REQUIREMENT. Without skipping a line, reproduce the entries exactly.

[RECORD SET Boundary: Start]

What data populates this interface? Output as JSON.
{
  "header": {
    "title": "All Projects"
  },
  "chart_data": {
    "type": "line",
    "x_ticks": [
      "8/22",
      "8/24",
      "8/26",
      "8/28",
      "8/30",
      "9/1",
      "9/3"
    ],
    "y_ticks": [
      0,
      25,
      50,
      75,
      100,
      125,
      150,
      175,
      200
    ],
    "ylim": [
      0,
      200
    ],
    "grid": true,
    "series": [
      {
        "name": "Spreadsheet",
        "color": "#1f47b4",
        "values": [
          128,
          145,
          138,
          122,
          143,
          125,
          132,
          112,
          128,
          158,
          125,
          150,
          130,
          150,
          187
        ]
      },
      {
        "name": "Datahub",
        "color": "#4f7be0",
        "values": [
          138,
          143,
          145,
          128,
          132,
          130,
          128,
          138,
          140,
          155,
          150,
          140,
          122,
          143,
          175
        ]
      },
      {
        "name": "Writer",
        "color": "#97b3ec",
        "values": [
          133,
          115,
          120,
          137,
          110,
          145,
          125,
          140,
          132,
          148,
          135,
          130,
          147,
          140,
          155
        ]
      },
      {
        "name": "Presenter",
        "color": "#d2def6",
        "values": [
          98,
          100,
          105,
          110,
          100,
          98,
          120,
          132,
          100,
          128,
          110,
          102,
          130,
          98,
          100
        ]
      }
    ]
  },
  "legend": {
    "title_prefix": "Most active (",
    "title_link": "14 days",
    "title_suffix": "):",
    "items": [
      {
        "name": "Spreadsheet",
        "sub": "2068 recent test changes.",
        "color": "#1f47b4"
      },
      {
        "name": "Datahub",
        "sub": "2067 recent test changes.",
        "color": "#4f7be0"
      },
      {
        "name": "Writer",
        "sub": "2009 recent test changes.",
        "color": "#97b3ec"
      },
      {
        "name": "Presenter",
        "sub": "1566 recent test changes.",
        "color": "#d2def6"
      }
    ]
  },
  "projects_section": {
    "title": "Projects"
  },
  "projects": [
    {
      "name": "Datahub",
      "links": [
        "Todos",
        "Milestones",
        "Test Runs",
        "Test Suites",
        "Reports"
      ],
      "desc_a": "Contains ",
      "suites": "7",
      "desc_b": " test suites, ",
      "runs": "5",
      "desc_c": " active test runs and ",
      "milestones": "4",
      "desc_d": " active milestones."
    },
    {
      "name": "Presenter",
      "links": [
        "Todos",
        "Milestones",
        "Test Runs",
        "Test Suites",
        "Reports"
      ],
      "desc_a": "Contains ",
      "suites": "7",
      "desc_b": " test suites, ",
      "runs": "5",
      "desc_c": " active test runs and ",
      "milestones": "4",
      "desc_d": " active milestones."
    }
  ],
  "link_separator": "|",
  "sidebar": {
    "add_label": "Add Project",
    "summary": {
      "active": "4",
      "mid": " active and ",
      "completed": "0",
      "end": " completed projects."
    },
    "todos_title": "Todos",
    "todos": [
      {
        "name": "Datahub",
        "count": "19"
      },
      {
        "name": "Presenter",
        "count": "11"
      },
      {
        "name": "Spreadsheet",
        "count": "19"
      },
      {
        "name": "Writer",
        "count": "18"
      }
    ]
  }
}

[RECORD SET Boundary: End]

OUTPUT OF THE EXERCISE.
What data populates this interface? Output as JSON.
{
  "header": {
    "title": "All Projects"
  },
  "chart_data": {
    "type": "line",
    "x_ticks": [
      "8/22",
      "8/24",
      "8/26",
      "8/28",
      "8/30",
      "9/1",
      "9/3"
    ],
    "y_ticks": [
      0,
      25,
      50,
      75,
      100,
      125,
      150,
      175,
      200
    ],
    "ylim": [
      0,
      200
    ],
    "grid": true,
    "series": [
      {
        "name": "Spreadsheet",
        "color": "#1f47b4",
        "values": [
          128,
          145,
          138,
          122,
          143,
          125,
          132,
          112,
          128,
          158,
          125,
          150,
          130,
          150,
          187
        ]
      },
      {
        "name": "Datahub",
        "color": "#4f7be0",
        "values": [
          138,
          143,
          145,
          128,
          132,
          130,
          128,
          138,
          140,
          155,
          150,
          140,
          122,
          143,
          175
        ]
      },
      {
        "name": "Writer",
        "color": "#97b3ec",
        "values": [
          133,
          115,
          120,
          137,
          110,
          145,
          125,
          140,
          132,
          148,
          135,
          130,
          147,
          140,
          155
        ]
      },
      {
        "name": "Presenter",
        "color": "#d2def6",
        "values": [
          98,
          100,
          105,
          110,
          100,
          98,
          120,
          132,
          100,
          128,
          110,
          102,
          130,
          98,
          100
        ]
      }
    ]
  },
  "legend": {
    "title_prefix": "Most active (",
    "title_link": "14 days",
    "title_suffix": "):",
    "items": [
      {
        "name": "Spreadsheet",
        "sub": "2068 recent test changes.",
        "color": "#1f47b4"
      },
      {
        "name": "Datahub",
        "sub": "2067 recent test changes.",
        "color": "#4f7be0"
      },
      {
        "name": "Writer",
        "sub": "2009 recent test changes.",
        "color": "#97b3ec"
      },
      {
        "name": "Presenter",
        "sub": "1566 recent test changes.",
        "color": "#d2def6"
      }
    ]
  },
  "projects_section": {
    "title": "Projects"
  },
  "projects": [
    {
      "name": "Datahub",
      "links": [
        "Todos",
        "Milestones",
        "Test Runs",
        "Test Suites",
        "Reports"
      ],
      "desc_a": "Contains ",
      "suites": "7",
      "desc_b": " test suites, ",
      "runs": "5",
      "desc_c": " active test runs and ",
      "milestones": "4",
      "desc_d": " active milestones."
    },
    {
      "name": "Presenter",
      "links": [
        "Todos",
        "Milestones",
        "Test Runs",
        "Test Suites",
        "Reports"
      ],
      "desc_a": "Contains ",
      "suites": "7",
      "desc_b": " test suites, ",
      "runs": "5",
      "desc_c": " active test runs and ",
      "milestones": "4",
      "desc_d": " active milestones."
    }
  ],
  "link_separator": "|",
  "sidebar": {
    "add_label": "Add Project",
    "summary": {
      "active": "4",
      "mid": " active and ",
      "completed": "0",
      "end": " completed projects."
    },
    "todos_title": "Todos",
    "todos": [
      {
        "name": "Datahub",
        "count": "19"
      },
      {
        "name": "Presenter",
        "count": "11"
      },
      {
        "name": "Spreadsheet",
        "count": "19"
      },
      {
        "name": "Writer",
        "count": "18"
      }
    ]
  }
}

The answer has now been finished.